Apple released a new Macbook Air in March of 2020 and on paper, it seems to check all the right boxes. Notable features include a much better scissor-switch keyboard (compared to the butterfly switches), and the ability to configure a quad-core CPU for only $100 extra over the base model, which now starts at $999.
So what’s not to like?
There’s just one problem with the 2020 MacBook Air: fan noise and high temps. Ok, maybe you can count that as 2 problems.
According to tech reviewers, even doing something as simple as watching a YouTube video can trigger the CPU to run at 100 degrees Celsius and extremely loud fans. The culprit?
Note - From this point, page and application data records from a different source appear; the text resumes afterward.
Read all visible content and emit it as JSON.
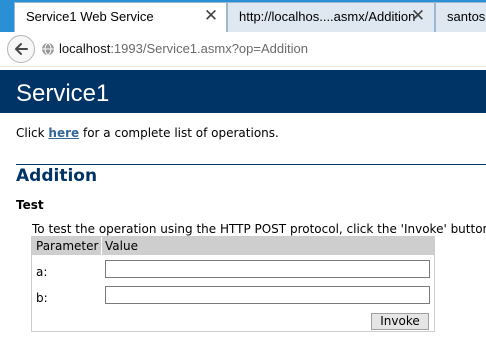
{
  "browser": {
    "tabs": [
      {
        "title": "Service1 Web Service",
        "active": true
      },
      {
        "title": "http://localhos....asmx/Addition",
        "active": false
      },
      {
        "title": "santosh",
        "active": false
      }
    ],
    "url": {
      "host": "localhost",
      "rest": ":1993/Service1.asmx?op=Addition"
    }
  },
  "page": {
    "banner_title": "Service1",
    "intro": {
      "before": "Click ",
      "link": "here",
      "after": " for a complete list of operations."
    },
    "operation_title": "Addition",
    "test_heading": "Test",
    "test_description": "To test the operation using the HTTP POST protocol, click the 'Invoke' button.",
    "table": {
      "header_parameter": "Parameter",
      "header_value": "Value",
      "params": [
        {
          "label": "a:",
          "value": ""
        },
        {
          "label": "b:",
          "value": ""
        }
      ],
      "invoke_label": "Invoke"
    }
  },
  "colors": {
    "tabbar": "#2b8fd6",
    "banner": "#003366",
    "link": "#336699",
    "table_header": "#cecece"
  },
  "icons": [
    "close-icon",
    "back-arrow-icon",
    "globe-icon"
  ]
}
A CPU heatsink that doesn’t seem to be connected to the exhaust fan with heat pipes in order to actively cool it. Shocking, isn’t it?
The result is a potentially powerful laptop that can only display its chops for short bursts. But more importantly, the issue is excessive fan noise while doing even normal everyday tasks that shouldn’t be generating such fan noise.
There are reports that you can use a tool to turn off Turbo Boost in order to keep the CPU running slower and thus not get too hot or invoke excessive fan speeds. That may be all well and good, but having to gimp the system means you aren’t getting what you paid for.
Is There An Alternative?
Yes, in fact there is! Later this year (as soon as May possibly), Apple is rumored to refresh the 13" Macbook Pro, potentially with a new 14" model that has some design cues and feature upgrades similar to the 16" Macbook Pro released last year in 2019. We can expect:
- Similar scissor-switch keyboards as the 16" MacBook Pro and 2020 MacBook Air
- Higher resolution and better color screen vs. the MacBook Air
- Slightly heavier, but much more powerful than the MacBook Air
Unlike the Macbook Air, the MacBook Pro generally has superior thermal management, which means you will actually be able to use the power you pay for, and not have to deal with excessive fan noise while performing simpler daily tasks like watching videos.
This is all conjecture, but at this point I would wait to see what the new 2020 MacBook Pro refresh brings if you are in the market for a new Apple notebook computer.